While olive greens, deep blues and shades of merlot supplemented the white, gray and black-dominated palette of modernism, the Memphis Group deemed these tones simply too dull for their style that was designed to shock. Instead, Memphis Style uses pale pastels and mellowed-out, muted tones to complement the vibrant Pop Art-inspired primary colors that can all be found proudly clashing together in a single piece of furniture.
A canary-yellow legged, green-armed, blue-backed sofa might be quite the custom order, but bringing the vibrancy of Memphis Style into your home can be as simple as a large area rug that adds comfort and color, a whimsical but versatile stool that can be used as extra seating or side table storage, or a punchy decorative bookend that leads the eye to a well-curated bookshelf.
Think Outside the Box

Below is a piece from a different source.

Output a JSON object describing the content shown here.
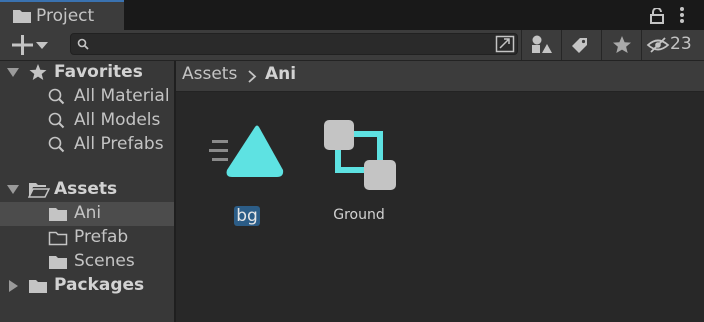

At the heart of Memphis Style is its founders’ desire to question: “What if?” What if a sofa had spherical legs in lieu of the traditional rectangles? What if an armchair sported undulating curves rather than straight lines? What if design was not only a serious artistic pursuit, but also a playful experiment? The founders of Memphis Style wanted to break the mold, and by introducing common shapes in an uncommon way, the Memphis Group inspired designers across industries to think outside the streamlined box.
Finding triangles where rectangles are usually expected, or laminate spheres rather than traditional linen lamp shades adds an element of surprise that would bring a satisfied grin to the faces of Ettore Sottsass and his Memphis Style friends. With the right unexpected geometry, even the most commonplace fixtures like floor and table lamps can come to life and light up a room with their animated personalities.
Whether your rebellious spirit leads you to a living room bursting with quirky patterns and Crayola colors, or a toned down, but distinctly-Memphis collection of accessories throughout the home, like wavy-framed mirrors and oddly shaped nightstands, the freedom to experiment and to play will honor the legend of Ettore Sottsass, his friends and their night of defiant design. Remember, too, the words of fellow Memphis Group member, George James Sowden: “There is no such thing as Memphis Style. Memphis is an attitude.”